Children play in the streets of the settlement of Gvaot on Sept. 2. Two days earlier the Israeli government declared part of the settlement, located near the West Bank city of Bethlehem, as state land.
(Miriam Alster/Flash 90)
TEL AVIV — In the days after the war in Gaza concluded, Israeli Prime Minister Benjamin Netanyahu appeared to bear left.
He spoke of a “possible diplomatic horizon” for Israel on Aug. 27 and suggested a return to Israeli-Palestinian peace talks. Reports emerged that Netanyahu had met secretly in Amman with Palestinian Authority President Mahmoud Abbas.
But on Sunday he took a sharp right turn, seizing nearly 1,000 acres in the West Bank as state land near the Etzion settlement bloc. The move is a prerequisite for settlement expansion and prohibits Palestinians from using the land for building or agriculture.
According to Israeli reports, the government seized the land in response to the nearby kidnapping and murder of three Israeli teens in June.
The land seizure — Israel’s largest in decades — drew condemnation from the Israeli left and from the international community. The U.S. State Department said it was “counterproductive” for the peace process. In a statement, the left-wing NGO Peace Now called the move “proof that Prime Minister Netanyahu does not aspire for a new ‘Diplomatic Horizon.’”
“Israel is trying to be territorially maximalist in the area and to deny territorial contiguity to the Palestinians,” said Hagit Ofran, the head of Peace Now’s Settlement Watch. “The message of this act is clear: The inclination of Israel is not to peace and compromise but to continuation of settlement.”
But some experts said that though the move hurts Israel diplomatically, critics overstate its importance on the ground.
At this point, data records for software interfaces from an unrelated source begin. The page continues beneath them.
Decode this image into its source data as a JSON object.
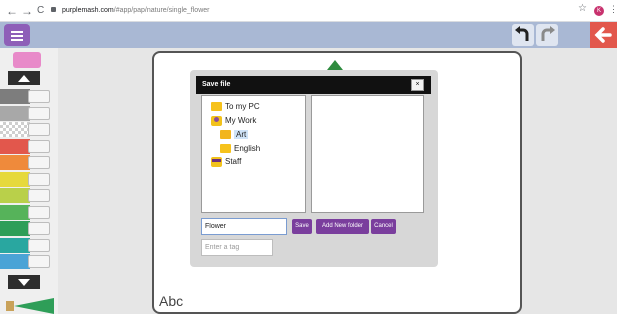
{
  "browser": {
    "back_glyph": "←",
    "forward_glyph": "→",
    "reload_glyph": "C",
    "url_host": "purplemash.com",
    "url_path": "/#app/pap/nature/single_flower",
    "star_glyph": "☆",
    "avatar_letter": "K",
    "menu_glyph": "⋮"
  },
  "dialog": {
    "title": "Save file",
    "close_label": "×",
    "tree": [
      {
        "label": "To my PC",
        "icon": "folder-icon"
      },
      {
        "label": "My Work",
        "icon": "user-folder-icon"
      },
      {
        "label": "Art",
        "icon": "folder-open-icon",
        "selected": true
      },
      {
        "label": "English",
        "icon": "folder-icon"
      },
      {
        "label": "Staff",
        "icon": "staff-icon"
      }
    ],
    "filename_value": "Flower",
    "tag_placeholder": "Enter a tag",
    "save_label": "Save",
    "add_folder_label": "Add New folder",
    "cancel_label": "Cancel"
  },
  "canvas": {
    "text_tool_label": "Abc"
  },
  "colors": {
    "toolbar": "#a9b8d4",
    "menu_button": "#8e5fb8",
    "back_button": "#e2574c",
    "dialog_button": "#7a3e9d",
    "pens": [
      "#7d7d7d",
      "#a8a8a8",
      "#d0d0d0",
      "#e2574c",
      "#ef8a3b",
      "#e6d93c",
      "#b9d04a",
      "#56b35a",
      "#2e9e58",
      "#29a7a0",
      "#4aa3d6"
    ]
  }
}
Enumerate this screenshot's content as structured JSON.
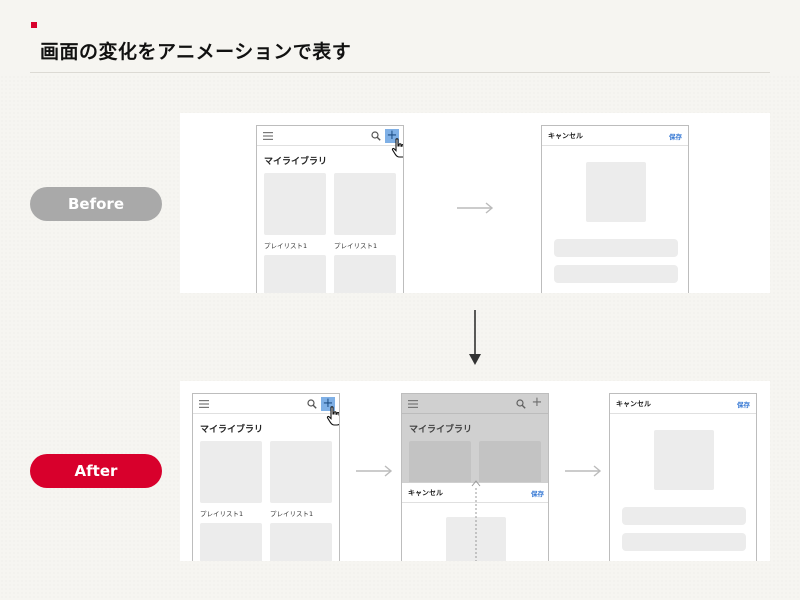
{
  "page": {
    "title": "画面の変化をアニメーションで表す"
  },
  "labels": {
    "before": "Before",
    "after": "After"
  },
  "library_screen": {
    "heading": "マイライブラリ",
    "playlist_label": "プレイリスト1"
  },
  "modal_screen": {
    "cancel": "キャンセル",
    "save": "保存"
  },
  "colors": {
    "accent_red": "#d8002c",
    "before_pill": "#a9a9a9",
    "highlight_blue": "#7fb0e6",
    "save_blue": "#3a7bd5"
  },
  "icons": [
    "menu-icon",
    "search-icon",
    "plus-icon",
    "hand-pointer-icon",
    "arrow-right-icon",
    "arrow-down-icon",
    "dashed-arrow-up-icon"
  ]
}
The area is a strip of land
adjacent to the West Bank that Israel intends to keep under any peace deal. Declaring it state land was, they said, a way for Netanyahu to placate his
allies on the right after opposing their suggestion to depose Hamas during the Gaza war.
“I think it falls in a certain pattern,” said Michael Oren, Israel’s former ambassador to the United States. “The government does something that is unpalatable to the right wing, whether it be making concessions in the peace process or, in this case, agreeing to a cease-fire in Gaza, and then it attempts to palliate the right by building in Judea and Samaria or, in this case, reclassifying land.”
According to Maj. Guy Inbar, spokesman for the Israel Defense Forces’ Coordinator of Government Activities in the Territories, the seizure is only the first step toward a potential settlement expansion.
Palestinians who claim the land have 45 days to challenge the decision in Israel’s courts. If the appeals fail, the government still has to make an additional decision to legalize building there before any construction can begin.
An illegal Israeli settlement outpost, Gvaot, already sits on a portion of the land. Several surrounding Palestinian villages, according to Ofran, have laid claim to the land. But Inbar said an Israeli investigation found the land has not been used for decades.
Netanyahu has backtracked before on settlement expansion plans following international criticism. In 2012, Netanyahu announced Israel’s intention to build in an area known as E1, which sits between the Palestinian cities of Bethlehem and Ramallah, as well as between Jerusalem and the Israeli settlement of Maale Adumim. The United States opposed the plan, and nearly two years later the land sits empty.
But Sunday’s seizure does prohibit Palestinian use of the land. And Israeli politicians and commentators have criticized Netanyahu for alienating Abbas and Israel’s allies just as the sides could have restarted peace talks following the Gaza cease-fire agreement.
“[The] announcement, which wasn’t brought to the Cabinet, regarding 900 acres of land for building in the Etzion bloc harms the State of Israel,” Israeli Finance Minister Yair Lapid of the centrist Yesh Atid party said Tuesday in a speech. “Maintaining the support of the world was already challenging, so why was it so urgent to create another crisis with the United States and the world?”
Meanwhile, the future of peace talks remains unclear. Negotiations ended in April after nine months as Israel reneged on a scheduled release of Palestinian prisoners. Abbas responded by applying for Palestinian accession to a range of international treaties, and talks collapsed as Abbas formed a unity government with Hamas.
According to reports, Abbas said he won’t return to talks unless Israel proposes a border in their initial stage. Should Israel refuse, Abbas reportedly plans to turn to the United Nations Security Council to call for an Israeli West Bank pullout.
Palestinian officials also threatened recently to apply for membership to the International Criminal Court, which could allow the Palestinian Authority to sue Israel for settlement building and allegedly violating Palestinian rights. But Abbas has yet to submit the application.
“Given that there’s no negotiations, trust with the P.A. and Abbas is not at a premium,” said Jonathan Rynhold, a senior research associate at Bar-Ilan University’s Begin-Sadat Center for Strategic Studies. “If [Netanyahu] offers a fairly generous territorial offer, this will be irrelevant.”